The hacker then sent 9,997 students a scam text message which asked the recipients to “urgently” pay customs fees for their ordered parcel. The SMS message also includes a link that takes the recipient to a form requesting their information, including credit card details.
In addition, the hacker gained access to the contact details of 46,980 current and past students, including student names, student IDs, mobile numbers, Deakin email addresses and recent results.
Deakin University spokesperson said in a blog post that the university has taken “immediate action” to stop further SMS messages from being sent and commenced an investigation into the data breach.
“An investigation into the data breach was immediately commenced,” the university said in a statement in which it has vowed to work to prevent future cyber attacks.
“Deakin sincerely apologies to those impacted by this incident and wants to assure the Deakin community that it is conducting a thorough investigation to prevent a similar incident from occurring again.”
Students who received the scam text are advised to change their Deakin password.
Universities Increasingly Become Victims of Cyber Attacks
The attack comes only days after Australian authorities registered new rules requiring telecommunication companies to identify, trace and block SMS scams to protect customers.
Deakin university noted it had reported the incident to the Office of the Victorian Information Commissioner (OVIC), which recently released a report on the security of personal information held by Victoria’s universities.
According to the report, Victoria’s universities have increasingly become targets for cyber attacks due to their inadequate risk management of personal information, lack of clear policies about handling information that is no longer needed, and lack of written guidance about third-party data sharing.
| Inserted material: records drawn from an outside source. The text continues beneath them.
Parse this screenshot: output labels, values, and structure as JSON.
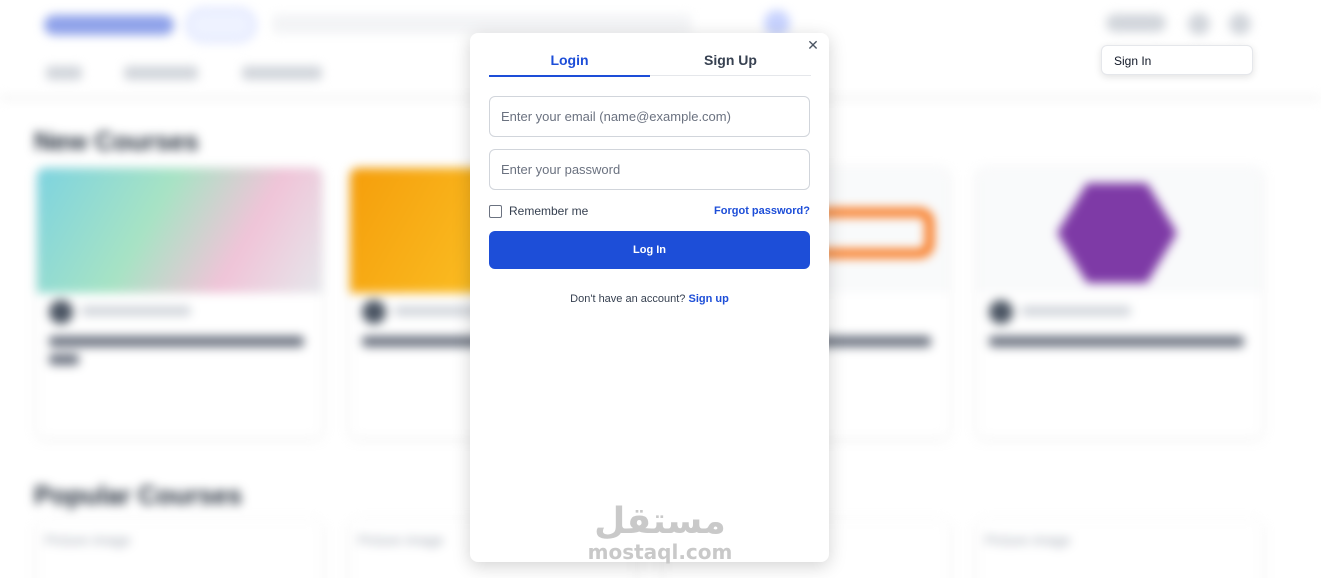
{
  "background": {
    "sections": {
      "new_courses_title": "New Courses",
      "popular_courses_title": "Popular Courses",
      "picture_placeholder": "Picture image"
    },
    "cards": [
      {
        "accent": "#7dd3e0",
        "accent2": "#f0c4d8",
        "icon": "colorful-blob-image"
      },
      {
        "accent": "#f59e0b",
        "accent2": "#fbbf24",
        "icon": "orange-tile-image"
      },
      {
        "accent": "#f3f4f6",
        "accent2": "#f97316",
        "icon": "sql-logo-image"
      },
      {
        "accent": "#f3f4f6",
        "accent2": "#7e3aa6",
        "icon": "c-language-logo-image"
      }
    ]
  },
  "signin_popup": {
    "label": "Sign In"
  },
  "modal": {
    "close_icon": "✕",
    "tabs": [
      {
        "label": "Login",
        "active": true
      },
      {
        "label": "Sign Up",
        "active": false
      }
    ],
    "email_placeholder": "Enter your email (name@example.com)",
    "password_placeholder": "Enter your password",
    "remember_label": "Remember me",
    "forgot_label": "Forgot password?",
    "login_button": "Log In",
    "signup_prompt": "Don't have an account?",
    "signup_link": "Sign up"
  },
  "watermark": {
    "arabic": "مستقل",
    "latin": "mostaql.com"
  },
  "colors": {
    "primary": "#1d4ed8",
    "border": "#d1d5db"
  }
}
In February 2021, Victoria’s university RMIT was hit by a ransomware attack, causing the university to shut down its system and suspend online and in-person classes.
Data from Scamwatch showed that Australians had lost over $6.5 million (US$4.37 million) to SMS scams so far, an increase of 188 percent compared to a year earlier.
In addition, SMS scams accounted for nearly one-third of all reported scams in 2022, and the total losses suffered by scam victims amounted to over $257 million.
Alfred Bui contributed to this report.